      The Brooklyn Museum's Education Division, which organizes classes and educational programs for children and adults, had its roots in the educational work of the Brooklyn Institute of Arts and Sciences in the 1890s. Shows of work by students and exhibitions of special interest to students have always been part of the Museum's educational activities.
      The Brooklyn Museum Archives maintains a collection of historical press releases. Many of these have been scanned and made available on our Web site. The releases range from brief announcements to extensive articles; images of the original releases have been included for your reference. Please note that all the original typographical elements, including occasional errors, have been retained. Releases may also contain errors as a result of the scanning process. We welcome your feedback about corrections.
      For select exhibitions, we have made available some or all of the informative text panels written by the curator or organizer. Called "didactics," these panels are presented to the public during the exhibition's run, and we reproduce them here for your reference and archival interest. Please note that any illustrations on the original didactics have not been retained, and that the text may contain errors as a result of the scanning process. We welcome your feedback about corrections.

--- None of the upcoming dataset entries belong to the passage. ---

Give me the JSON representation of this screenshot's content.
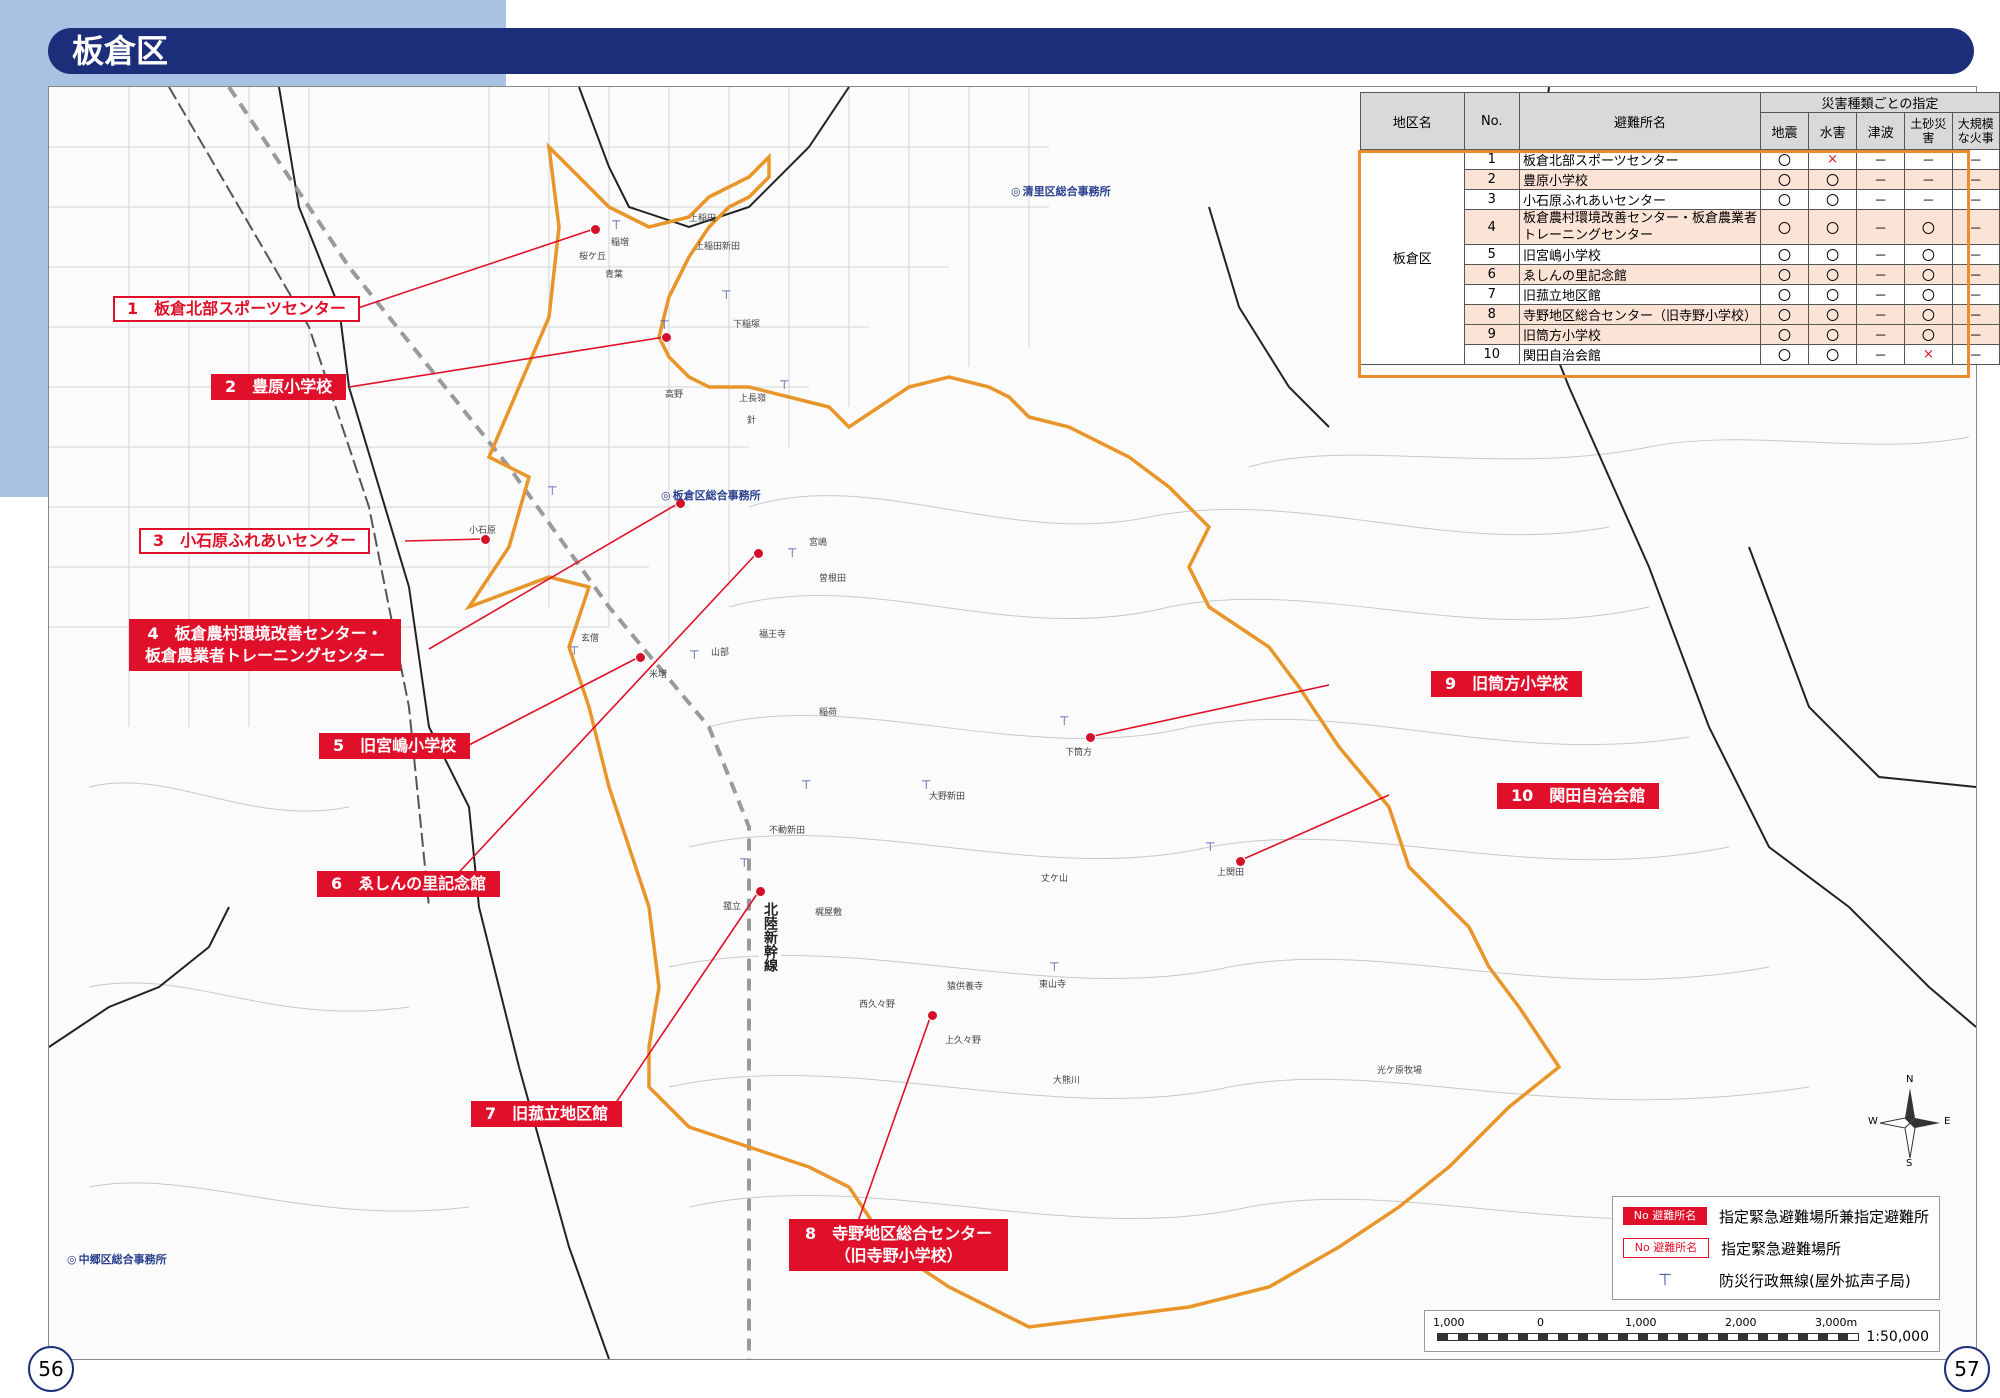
{
  "page": {
    "title": "板倉区",
    "left_page_number": "56",
    "right_page_number": "57"
  },
  "table": {
    "col_district": "地区名",
    "col_no": "No.",
    "col_name": "避難所名",
    "col_group": "災害種類ごとの指定",
    "col_types": [
      "地震",
      "水害",
      "津波",
      "土砂災害",
      "大規模な火事"
    ],
    "district": "板倉区",
    "rows": [
      {
        "no": "1",
        "name": "板倉北部スポーツセンター",
        "marks": [
          "〇",
          "×",
          "－",
          "－",
          "－"
        ]
      },
      {
        "no": "2",
        "name": "豊原小学校",
        "marks": [
          "〇",
          "〇",
          "－",
          "－",
          "－"
        ]
      },
      {
        "no": "3",
        "name": "小石原ふれあいセンター",
        "marks": [
          "〇",
          "〇",
          "－",
          "－",
          "－"
        ]
      },
      {
        "no": "4",
        "name": "板倉農村環境改善センター・板倉農業者トレーニングセンター",
        "marks": [
          "〇",
          "〇",
          "－",
          "〇",
          "－"
        ]
      },
      {
        "no": "5",
        "name": "旧宮嶋小学校",
        "marks": [
          "〇",
          "〇",
          "－",
          "〇",
          "－"
        ]
      },
      {
        "no": "6",
        "name": "ゑしんの里記念館",
        "marks": [
          "〇",
          "〇",
          "－",
          "〇",
          "－"
        ]
      },
      {
        "no": "7",
        "name": "旧菰立地区館",
        "marks": [
          "〇",
          "〇",
          "－",
          "〇",
          "－"
        ]
      },
      {
        "no": "8",
        "name": "寺野地区総合センター（旧寺野小学校）",
        "marks": [
          "〇",
          "〇",
          "－",
          "〇",
          "－"
        ]
      },
      {
        "no": "9",
        "name": "旧筒方小学校",
        "marks": [
          "〇",
          "〇",
          "－",
          "〇",
          "－"
        ]
      },
      {
        "no": "10",
        "name": "関田自治会館",
        "marks": [
          "〇",
          "〇",
          "－",
          "×",
          "－"
        ]
      }
    ]
  },
  "labels": {
    "l1": "1　板倉北部スポーツセンター",
    "l2": "2　豊原小学校",
    "l3": "3　小石原ふれあいセンター",
    "l4a": "4　板倉農村環境改善センター・",
    "l4b": "板倉農業者トレーニングセンター",
    "l5": "5　旧宮嶋小学校",
    "l6": "6　ゑしんの里記念館",
    "l7": "7　旧菰立地区館",
    "l8a": "8　寺野地区総合センター",
    "l8b": "（旧寺野小学校）",
    "l9": "9　旧筒方小学校",
    "l10": "10　関田自治会館"
  },
  "offices": {
    "itakura": "板倉区総合事務所",
    "kiyosato": "清里区総合事務所",
    "nakago": "中郷区総合事務所"
  },
  "railway": "北陸新幹線",
  "places": [
    {
      "id": "p1",
      "text": "稲増"
    },
    {
      "id": "p2",
      "text": "桜ケ丘"
    },
    {
      "id": "p3",
      "text": "青葉"
    },
    {
      "id": "p4",
      "text": "上稲田新田"
    },
    {
      "id": "p5",
      "text": "下稲塚"
    },
    {
      "id": "p6",
      "text": "高野"
    },
    {
      "id": "p7",
      "text": "上長嶺"
    },
    {
      "id": "p8",
      "text": "針"
    },
    {
      "id": "p9",
      "text": "小石原"
    },
    {
      "id": "p10",
      "text": "玄僧"
    },
    {
      "id": "p11",
      "text": "福王寺"
    },
    {
      "id": "p12",
      "text": "米増"
    },
    {
      "id": "p13",
      "text": "菰立"
    },
    {
      "id": "p14",
      "text": "梶屋敷"
    },
    {
      "id": "p15",
      "text": "大野新田"
    },
    {
      "id": "p16",
      "text": "下筒方"
    },
    {
      "id": "p17",
      "text": "上関田"
    },
    {
      "id": "p18",
      "text": "西久々野"
    },
    {
      "id": "p19",
      "text": "上久々野"
    },
    {
      "id": "p20",
      "text": "東山寺"
    },
    {
      "id": "p21",
      "text": "大熊川"
    },
    {
      "id": "p22",
      "text": "光ケ原牧場"
    },
    {
      "id": "p23",
      "text": "猿供養寺"
    },
    {
      "id": "p24",
      "text": "山部"
    },
    {
      "id": "p25",
      "text": "宮嶋"
    },
    {
      "id": "p26",
      "text": "曽根田"
    },
    {
      "id": "p27",
      "text": "不動新田"
    },
    {
      "id": "p28",
      "text": "稲荷"
    },
    {
      "id": "p29",
      "text": "丈ケ山"
    },
    {
      "id": "p30",
      "text": "上稲田"
    }
  ],
  "legend": {
    "swatch": "No 避難所名",
    "filled_desc": "指定緊急避難場所兼指定避難所",
    "outline_desc": "指定緊急避難場所",
    "siren_desc": "防災行政無線(屋外拡声子局)"
  },
  "scale": {
    "ticks": [
      "1,000",
      "0",
      "1,000",
      "2,000",
      "3,000m"
    ],
    "ratio": "1:50,000"
  },
  "compass": {
    "n": "N",
    "s": "S",
    "e": "E",
    "w": "W"
  }
}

      For select exhibitions, we have made available some or all of the objects from the Brooklyn Museum collection that were in the installation. These objects are listed here for your reference and archival interest, but the list may be incomplete and does not contain objects owned by other institutions or lenders.
      This section utilizes the New York Times API in order to display related materials in New York Times publications.